Imperfect Equals - Notes from a daughter to her mother on Mother's Day
The mother stepped off the platform and onto the subway. She held hands with a young girl, presumably her daughter, who wore braided pigtails and a pair of thick bifocals. Each carried a flat expression, the reminder that morning commutes were among the most ordinary of activities.
“Would you like to sit down?” I asked.
It was one of those empty offerings because I really didn’t want to give up my seat. But something about the daughter’s expression—how serious and steady she gazed—hit me with a twinge of pity.
The girl in pigtails looked up at her mother. She said nothing but searched her mother’s face for instruction, as if to ask What should I do, Mom? The mother simply nodded, then looked back my way.
“No thank you,” said the daughter.
“You sure?” I pressed. (It was another empty gesture, but I wanted the mother—indeed, the packed car of passengers—to think I was the most generous human they’d ever met.)
“She can sit down,” said the mother. “Thank you.”
Begrudgingly I stood up, smiled my I’m-so-nice-smile, then grabbed hold of the subway pole (no doubt riddled with germs). The little girl seemed confused by this arrangement, still looking to her mother for permission to move. Her mother smiled and lifted the heavy backpack off her daughter’s back.
“Sit down,” she instructed.
Meanwhile, I balanced as best I could on heels, negotiating the abrupt start-and-stops of the train’s movement. I amused myself by entering the life of the mother and child, wondering what time they awoke and where they were headed. What did the mother do? Which school did the girl attend? Where was the father?
I watched as the subway cleared out and the mother took a seat beside her daughter. Instinctively, the girl tipped her head onto her mother’s shoulder and closed her eyes. The mother whispered something (I couldn’t make out her words, her speech was so hushed), but I could tell they were comforting because the girl’s muscles relaxed. Together, they looked exhausted.
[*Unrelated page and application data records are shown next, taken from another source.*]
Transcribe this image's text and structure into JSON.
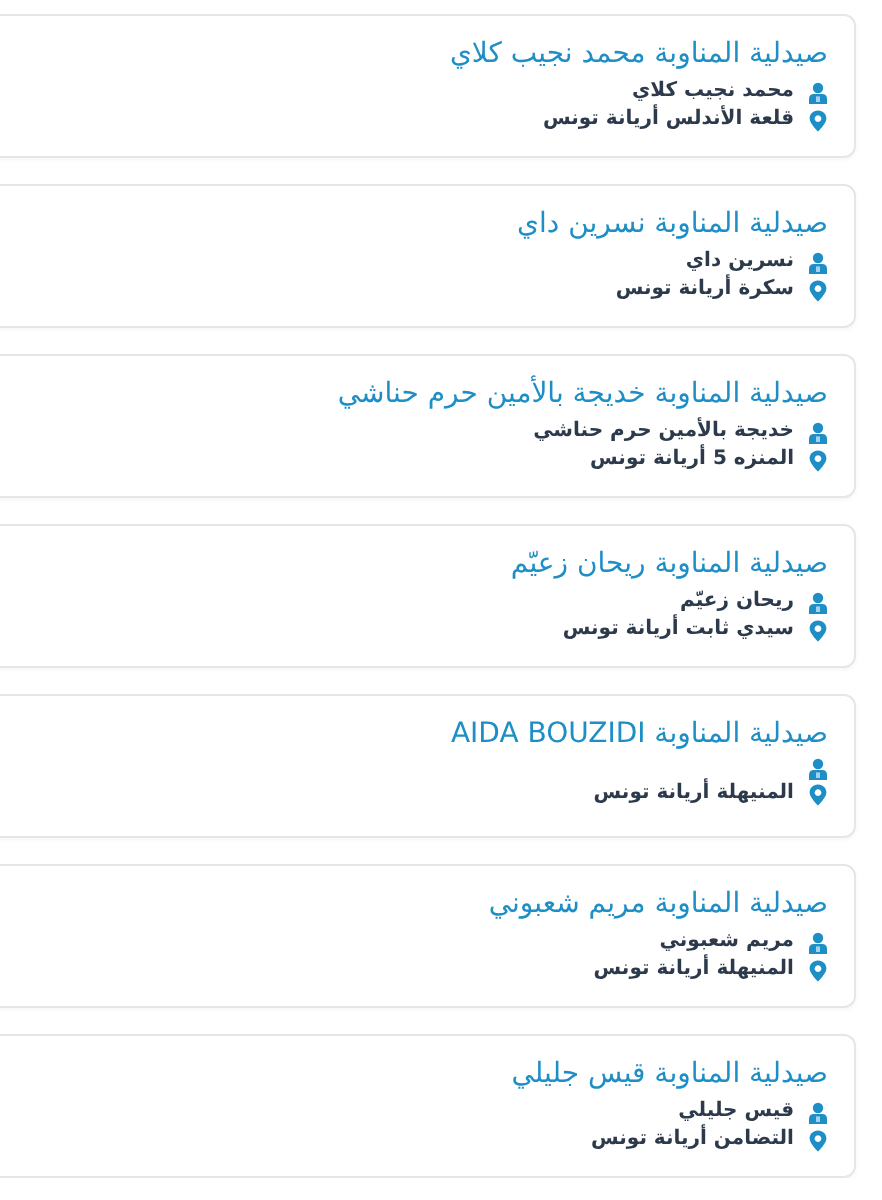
{
  "pharmacies": [
    {
      "title": "صيدلية المناوبة محمد نجيب كلاي",
      "owner": "محمد نجيب كلاي",
      "location": "قلعة الأندلس أريانة تونس"
    },
    {
      "title": "صيدلية المناوبة نسرين داي",
      "owner": "نسرين داي",
      "location": "سكرة أريانة تونس"
    },
    {
      "title": "صيدلية المناوبة خديجة بالأمين حرم حناشي",
      "owner": "خديجة بالأمين حرم حناشي",
      "location": "المنزه 5 أريانة تونس"
    },
    {
      "title": "صيدلية المناوبة ريحان زعيّم",
      "owner": "ريحان زعيّم",
      "location": "سيدي ثابت أريانة تونس"
    },
    {
      "title": "صيدلية المناوبة AIDA BOUZIDI",
      "location": "المنيهلة أريانة تونس"
    },
    {
      "title": "صيدلية المناوبة مريم شعبوني",
      "owner": "مريم شعبوني",
      "location": "المنيهلة أريانة تونس"
    },
    {
      "title": "صيدلية المناوبة قيس جليلي",
      "owner": "قيس جليلي",
      "location": "التضامن أريانة تونس"
    }
  ]
}
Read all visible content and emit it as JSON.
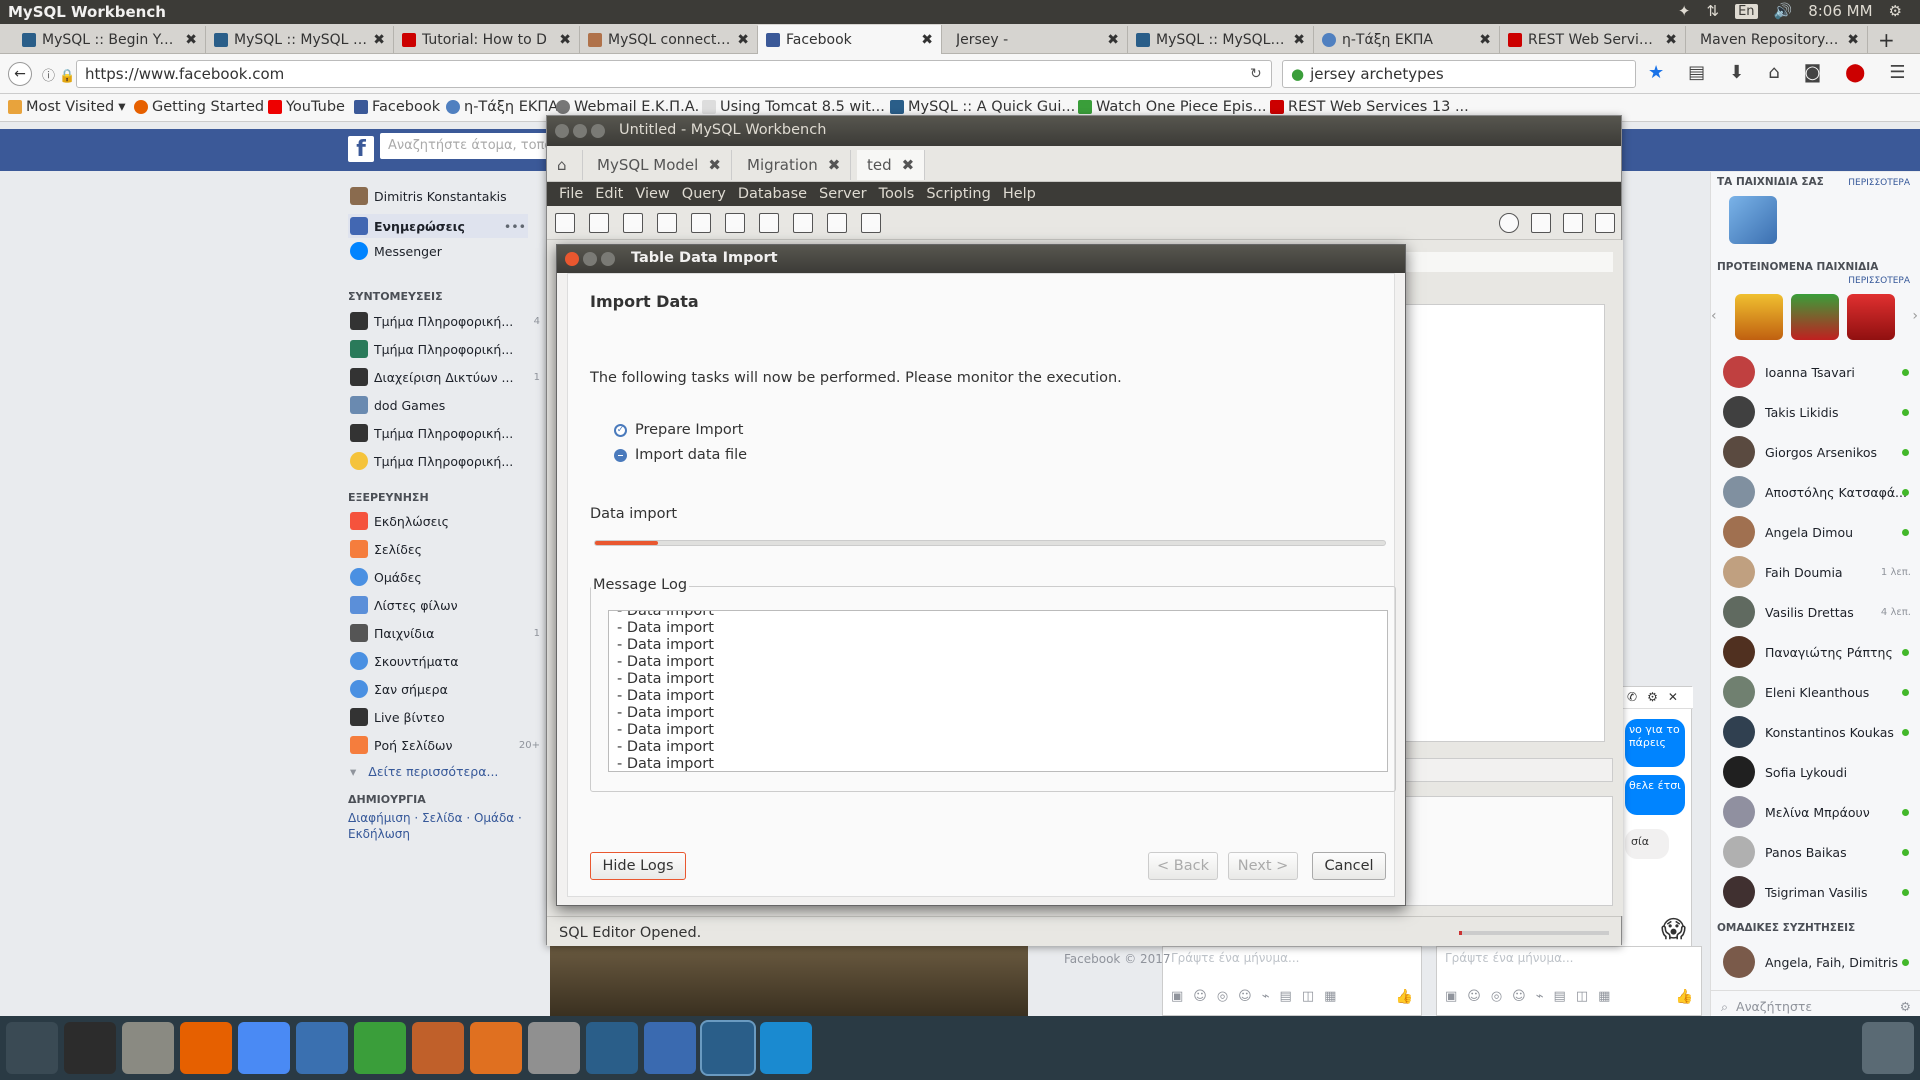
{
  "top_panel": {
    "app_title": "MySQL Workbench",
    "time": "8:06 MM",
    "keyboard": "En"
  },
  "browser": {
    "tabs": [
      {
        "label": "MySQL :: Begin Your",
        "color": "#2a5e89"
      },
      {
        "label": "MySQL :: MySQL Wo",
        "color": "#2a5e89"
      },
      {
        "label": "Tutorial: How to D",
        "color": "#cc0000"
      },
      {
        "label": "MySQL connection",
        "color": "#b0724a"
      },
      {
        "label": "Facebook",
        "color": "#3b5998"
      },
      {
        "label": "Jersey -",
        "color": "#dddddd"
      },
      {
        "label": "MySQL :: MySQL Wo",
        "color": "#2a5e89"
      },
      {
        "label": "η-Τάξη ΕΚΠΑ",
        "color": "#5080c0"
      },
      {
        "label": "REST Web Services",
        "color": "#cc0000"
      },
      {
        "label": "Maven Repository: org",
        "color": "#dddddd"
      }
    ],
    "url": "https://www.facebook.com",
    "search_value": "jersey archetypes",
    "bookmarks": [
      "Most Visited",
      "Getting Started",
      "YouTube",
      "Facebook",
      "η-Τάξη ΕΚΠΑ",
      "Webmail Ε.Κ.Π.Α.",
      "Using Tomcat 8.5 wit...",
      "MySQL :: A Quick Gui...",
      "Watch One Piece Epis...",
      "REST Web Services 13 ..."
    ]
  },
  "facebook": {
    "search_placeholder": "Αναζητήστε άτομα, τοποθεσίες",
    "user_name": "Dimitris Konstantakis",
    "news_feed": "Ενημερώσεις",
    "messenger": "Messenger",
    "shortcuts_header": "ΣΥΝΤΟΜΕΥΣΕΙΣ",
    "shortcuts": [
      {
        "label": "Τμήμα Πληροφορική...",
        "count": "4"
      },
      {
        "label": "Τμήμα Πληροφορική...",
        "count": ""
      },
      {
        "label": "Διαχείριση Δικτύων ...",
        "count": "1"
      },
      {
        "label": "dod Games",
        "count": ""
      },
      {
        "label": "Τμήμα Πληροφορική...",
        "count": ""
      },
      {
        "label": "Τμήμα Πληροφορική...",
        "count": ""
      }
    ],
    "explore_header": "ΕΞΕΡΕΥΝΗΣΗ",
    "explore": [
      {
        "label": "Εκδηλώσεις",
        "count": ""
      },
      {
        "label": "Σελίδες",
        "count": ""
      },
      {
        "label": "Ομάδες",
        "count": ""
      },
      {
        "label": "Λίστες φίλων",
        "count": ""
      },
      {
        "label": "Παιχνίδια",
        "count": "1"
      },
      {
        "label": "Σκουντήματα",
        "count": ""
      },
      {
        "label": "Σαν σήμερα",
        "count": ""
      },
      {
        "label": "Live βίντεο",
        "count": ""
      },
      {
        "label": "Ροή Σελίδων",
        "count": "20+"
      }
    ],
    "see_more": "Δείτε περισσότερα...",
    "create_header": "ΔΗΜΙΟΥΡΓΙΑ",
    "create_links": "Διαφήμιση · Σελίδα · Ομάδα · Εκδήλωση",
    "games_header": "ΤΑ ΠΑΙΧΝΙΔΙΑ ΣΑΣ",
    "more": "ΠΕΡΙΣΣΟΤΕΡΑ",
    "suggested_header": "ΠΡΟΤΕΙΝΟΜΕΝΑ ΠΑΙΧΝΙΔΙΑ",
    "friends": [
      {
        "name": "Ioanna Tsavari",
        "status": ""
      },
      {
        "name": "Takis Likidis",
        "status": ""
      },
      {
        "name": "Giorgos Arsenikos",
        "status": ""
      },
      {
        "name": "Αποστόλης Κατσαφά...",
        "status": ""
      },
      {
        "name": "Angela Dimou",
        "status": ""
      },
      {
        "name": "Faih Doumia",
        "status": "1 λεπ."
      },
      {
        "name": "Vasilis Drettas",
        "status": "4 λεπ."
      },
      {
        "name": "Παναγιώτης Ράπτης",
        "status": ""
      },
      {
        "name": "Eleni Kleanthous",
        "status": ""
      },
      {
        "name": "Konstantinos Koukas",
        "status": ""
      },
      {
        "name": "Sofia Lykoudi",
        "status": ""
      },
      {
        "name": "Μελίνα Μπράουν",
        "status": ""
      },
      {
        "name": "Panos Baikas",
        "status": ""
      },
      {
        "name": "Tsigriman Vasilis",
        "status": ""
      }
    ],
    "group_chats_header": "ΟΜΑΔΙΚΕΣ ΣΥΖΗΤΗΣΕΙΣ",
    "group_chat": "Angela, Faih, Dimitris",
    "chat_search": "Αναζήτηστε",
    "chat_placeholder": "Γράψτε ένα μήνυμα...",
    "chat_bubble_1": "νο για το πάρεις",
    "chat_bubble_2": "θελε έτσι",
    "chat_bubble_3": "σία",
    "footer": "Facebook © 2017"
  },
  "workbench": {
    "window_title": "Untitled - MySQL Workbench",
    "tabs": [
      "MySQL Model",
      "Migration",
      "ted"
    ],
    "menu": [
      "File",
      "Edit",
      "View",
      "Query",
      "Database",
      "Server",
      "Tools",
      "Scripting",
      "Help"
    ],
    "status": "SQL Editor Opened."
  },
  "dialog": {
    "title": "Table Data Import",
    "heading": "Import Data",
    "description": "The following tasks will now be performed. Please monitor the execution.",
    "tasks": [
      {
        "label": "Prepare Import",
        "state": "done"
      },
      {
        "label": "Import data file",
        "state": "running"
      }
    ],
    "progress_label": "Data import",
    "progress_fraction": 0.08,
    "log_label": "Message Log",
    "log_lines": [
      "- Data import",
      "- Data import",
      "- Data import",
      "- Data import",
      "- Data import",
      "- Data import",
      "- Data import",
      "- Data import",
      "- Data import",
      "- Data import"
    ],
    "hide_logs": "Hide Logs",
    "back": "< Back",
    "next": "Next >",
    "cancel": "Cancel",
    "accent": "#e9572f"
  }
}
It occurred to me that this might be their only time together; perhaps this was their small pocket before the city consumed the day.
I cannot explain why but, in that moment, I thought of you, Mom.
I thought about
Gourmet Pride dinners;
Weekend visits to the museum;
Cabinet doors slamming;
Middle-of-the-night nursing calls;
Scrubbing the bathtub;
Silent treatments and piano lessons.
I recall one evening at the piano bench when I sat in miserable boredom. The incessant ticking of the metronome kept on. How many more minutes do I have to practice? How many times must I play these scales? When will dinner be ready?
You sensed my frustration and proceeded to sit down beside me for one of your classic lectures. It was something about the importance of practice and how if you don’t practice, something bad will happen—only the hazards of poor musicianship were still left unclear to me.
“I don’t understand what you’re trying to say.”
You sat in silence. Then out of nowhere, an involuntary laugh erupted. “I don’t either.”
This is the earliest memory I have of you as an imperfect being. I realized that we each have roles to play in this mother-daughter relationship, and sometimes it’s exactly that: a role. Mothers speak, children listen. Mothers teach, children learn. I wondered how many other things you didn’t know but felt obligated to pretend to know. And what must that feel like?
The mysteries of motherhood remain a mystery because I have yet to birth my own. Maternal desires live in a box marked “Do not open until ready” and now at 36-years-old, I think maybe it’s time to open the box and peek inside.
So what can I say about your mothering, Mom? How can I explain that we’re mother and daughter, and also imperfect equals? You may not know everything just as I do not know everything.
But it’s starting to come together for me. It’s starting to feel like tenderness and joy and generosity.
It’s starting to feel like sacrificing my subway seat.
Julia Djeke helps brands tell their stories and refine brand identity. She serves as Co-Founder and Editor-in-Chief of Creative Women’s Lounge, a community designed to awaken the inner entrepreneur and creative self that’s universal to all.
She is the proud daughter of a Filipina nurse and gardener, and is still getting used to the common expression: “This is your mom?! She looks more like your sister!”
When together, Julia and her mom enjoy coffee, cooking, and conversation.